The fact that interpreting financial accounts and balance sheets can be a challenge should be no excuse for not looking at them. Back in 1777, David Hume started his Essays on Commerce and Trade with a surprising warning that can apply to the intricacies (and importance) of financial accounts: “The greater part of mankind may be divided in two classes, that of shallow thinkers who fall short of the truth; and that of abstruse thinkers who go beyond it. The latter class are by far the most rare and, I may add, the most useful and valuable.”

Why is there such a lack of awareness of the system of national accounts? For a start, few university degree programmes in economics include macro-economic statistics in their curriculum. There is discussion about GDP, household disposable income and debt, but there is very little education on how these aggregates are defined, what they include or exclude, and how they are measured.

The OECD has decided to take these challenges on by publishing more accessible explanations of the basics of national accounts. Understanding Financial Accounts responds to the renewed interest in monetary and financial stability issues, and in monitoring financial risks and vulnerabilities, including their impact on growth and employment. You will not be surprised therefore to find a special emphasis on the links between the financial accounts and balance sheets and the non-financial accounts section of the system of national accounts, which deals with the “real” economy. As an example, it shows that in some countries non-financial corporations did not invest their earnings in new capital assets such as new production facilities and employment, but instead used their profits to invest in liquid financial assets. All too often, financial accounts and non-financial accounts are treated as separate systems, partly because they are compiled by different national statistical authorities, but also because policy and research frequently concentrates on one or the other.

If you are a young statistician, student, journalist, economist, or concerned policymaker, delving into national accounts will take you straight to the heart of financial developments in OECD economies. You might not be able to predict the future exactly, but you will be better able to understand and respond to it, when it comes.

Understanding Financial Accounts is the fruit of a fully co-operative effort between the OECD and the Bank for International Settlements (BIS), the European Central Bank (ECB), Fondazione AIB, the International Monetary Fund (IMF), National Central Banks (Austria, Italy and Portugal) and National Statistical Offices (Australia and Canada) and the Treasury of Canada.
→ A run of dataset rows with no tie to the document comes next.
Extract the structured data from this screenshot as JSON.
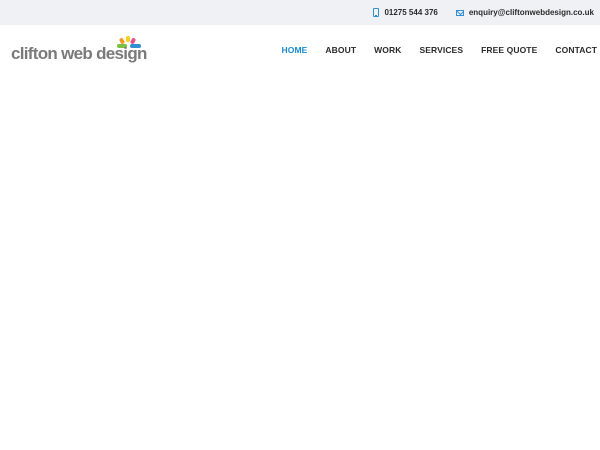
{
  "topbar": {
    "phone": "01275 544 376",
    "email": "enquiry@cliftonwebdesign.co.uk"
  },
  "logo": {
    "text": "clifton web design",
    "mark_colors": [
      "#2f8fd1",
      "#7cc242",
      "#f39a1e",
      "#e84e8a",
      "#f5d01e"
    ]
  },
  "nav": {
    "items": [
      {
        "label": "HOME",
        "active": true
      },
      {
        "label": "ABOUT",
        "active": false
      },
      {
        "label": "WORK",
        "active": false
      },
      {
        "label": "SERVICES",
        "active": false
      },
      {
        "label": "FREE QUOTE",
        "active": false
      },
      {
        "label": "CONTACT",
        "active": false
      }
    ]
  },
  "colors": {
    "topbar_bg": "#eff1f4",
    "accent": "#1a8ad0",
    "text": "#2b2b2b",
    "logo_text": "#7a7a7a"
  }
}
Reference

van de Ven, P. and D. Fano (eds.) (2017), Understanding Financial Accounts, OECD Publishing, Paris, http://dx.doi.org/10.1787/9789264281288-en.

©OECD Insights April 2018